My pathway to marine education…how did I get here? My earliest memories are of fishing and crabbing with my mom, and visiting the newly opened Mystic Aquarium when I was a toddler. When I was older, on a bet with my brother, I applied to a summer program at a marine education organization in my town. One day on the boat, and I was hooked for life – I could not believe all of these cool animals existed and I loved hearing stories about how they survived. Fast forward six years, I lived and breathed marine science, and headed off to college for a degree in marine biology.
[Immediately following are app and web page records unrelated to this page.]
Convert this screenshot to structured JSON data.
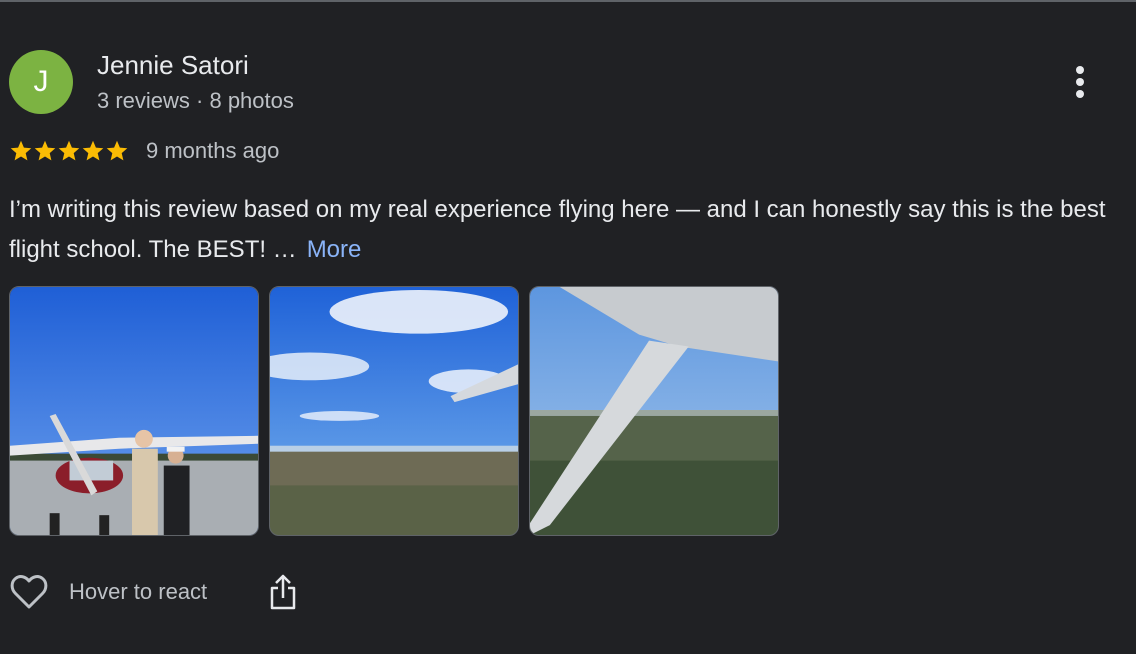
{
  "review": {
    "author": {
      "initial": "J",
      "name": "Jennie Satori",
      "meta": "3 reviews · 8 photos",
      "avatar_color": "#7cb342"
    },
    "rating": 5,
    "rating_max": 5,
    "star_color": "#fbbc04",
    "date": "9 months ago",
    "text": "I’m writing this review based on my real experience flying here — and I can honestly say this is the best flight school. The BEST! …",
    "more_label": "More",
    "link_color": "#8ab4f8",
    "menu_icon": "more-vert-icon",
    "photos": [
      {
        "name": "photo-pilots-with-plane"
      },
      {
        "name": "photo-sky-from-cockpit"
      },
      {
        "name": "photo-wing-strut-aerial-view"
      }
    ],
    "actions": {
      "react_icon": "heart-outline-icon",
      "react_label": "Hover to react",
      "share_icon": "share-icon"
    }
  }
}
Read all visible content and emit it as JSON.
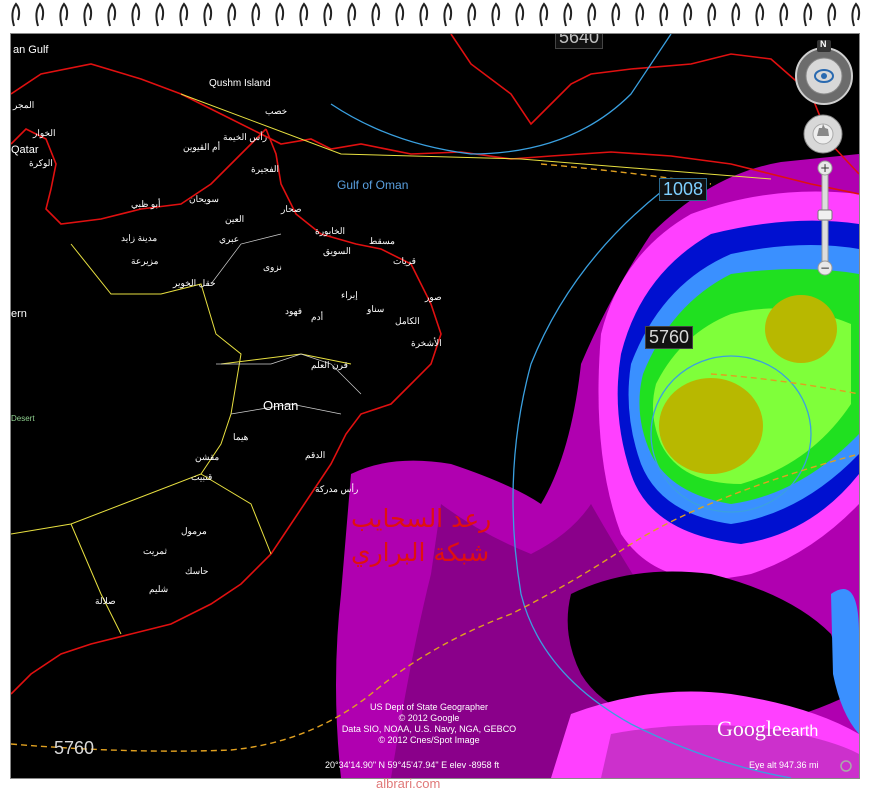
{
  "map": {
    "seas": {
      "gulf_partial": "an Gulf",
      "gulf_of_oman": "Gulf of Oman"
    },
    "islands": {
      "qushm": "Qushm Island"
    },
    "countries": {
      "oman": "Oman",
      "desert_partial": "Desert",
      "ern_partial": "ern",
      "qatar_partial": "Qatar"
    },
    "places": {
      "p1": "المجر",
      "p2": "الخوار",
      "p3": "الوكرة",
      "p4": "رأس الخيمة",
      "p5": "أم القيوين",
      "p6": "خصب",
      "p7": "الفجيرة",
      "p8": "أبو ظبي",
      "p9": "سويحان",
      "p10": "العين",
      "p11": "مدينة زايد",
      "p12": "مزيرعة",
      "p13": "حقل الخوير",
      "p14": "مسقط",
      "p15": "صحار",
      "p16": "الخابورة",
      "p17": "السويق",
      "p18": "قريات",
      "p19": "صور",
      "p20": "فهود",
      "p21": "الكامل",
      "p22": "الأشخرة",
      "p23": "قرن العلم",
      "p24": "هيما",
      "p25": "الدقم",
      "p26": "رأس مدركة",
      "p27": "مقشن",
      "p28": "قتبيت",
      "p29": "مرمول",
      "p30": "ثمريت",
      "p31": "حاسك",
      "p32": "شليم",
      "p33": "صلالة",
      "p34": "عبري",
      "p35": "نزوى",
      "p36": "إبراء",
      "p37": "سناو",
      "p38": "أدم"
    },
    "isolines": {
      "top_partial": "5640",
      "pressure": "1008",
      "thickness": "5760",
      "bottom_left": "5760"
    },
    "overlay_text": {
      "line1": "رعد السحايب",
      "line2": "شبكة البراري"
    },
    "credits": {
      "line1": "US Dept of State Geographer",
      "line2": "© 2012 Google",
      "line3": "Data SIO, NOAA, U.S. Navy, NGA, GEBCO",
      "line4": "© 2012 Cnes/Spot Image"
    },
    "coordinates": "20°34'14.90\" N   59°45'47.94\" E  elev  -8958 ft",
    "eye_alt": "Eye alt   947.36 mi",
    "logo_google": "Google",
    "logo_earth": "earth",
    "compass_letter": "N"
  },
  "footer": {
    "watermark": "albrari.com"
  },
  "colors": {
    "coast": "#e01010",
    "border": "#e8e040",
    "isobar": "#3aa0e0",
    "isotherm": "#e0a020"
  }
}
During college and after graduate school, I worked for the same organization as an educator until I received my teaching certification. I taught two years of high school science, but my heart always pulled me back to the water and teaching on a boat; so I returned to my roots.
For 15 years I lived my dream job, with some of the most amazing marine educators I know. It was during this time that I was first introduced to NMEA, by my close friend, mentor and director, Thaxter Tewksbury. I had been helping him organize the annual SENEME conference since I was a kid; and Thaxter’s nudging brought me to my first of many NMEA conferences – the last time GOMMEA hosted at UNH.
I taught tens of thousands of students the importance of Long Island Sound with hands-on experiences aboard our floating classroom. I developed new curricula and piloted new programs. Some of my proudest work centered around creating programs for underserved populations linked by estuaries; exploring diversity in communities, social and biological. It was during this time, that my roles began flourish. Thaxter continued to encourage, inspire, and support my professional growth as I became lead educator at work and a dedicated member of the NMEA Board of Directors. I proudly Co-Chaired the 2015 conference in Newport, RI.
In 2015, my dream job and the heartbeat of my professional life fell out from under me after a forced leadership change. One result was an immediate cessation of my NMEA and SENEME work. It was only when I returned this past year in Long Beach, that I realized how much being with NMEA fed my professional soul, and how much I relied on the subtle mentoring I have received from so many members.
Just a few of the many I have been fortunate to be touched by: Johnette Bosarge – who encouraged me to take my first leadership position as NSTA Liaison Chair, in her exquisite southern drawl “Y’all, I think you should do it Lauren.” Tami Lunsford – might be only person who can get me to dance the night away - sometimes on a table – and whose energy and enthusiasm I can only try to match. And especially Diana Payne – whom I have shared countless hours facilitating workshops, presenting at conferences, and dreaming big – “if money did not matter, what would we do?” This amazing group of passionate educators is a family like no other. The opportunities for networking, collaboration, and leadership development comes with a lifetime friendship and knowledge that we are all trying to “make known the world of water, both fresh and salt.”
Today, I have found my passion again. I share my love of the ocean with my 5th grade students, learning how human impacts on climate affect the organisms living in our global ocean. My heart has healed watching a new generation marvel at the beauty of our world and become their own passionate advocates for protecting what we all love.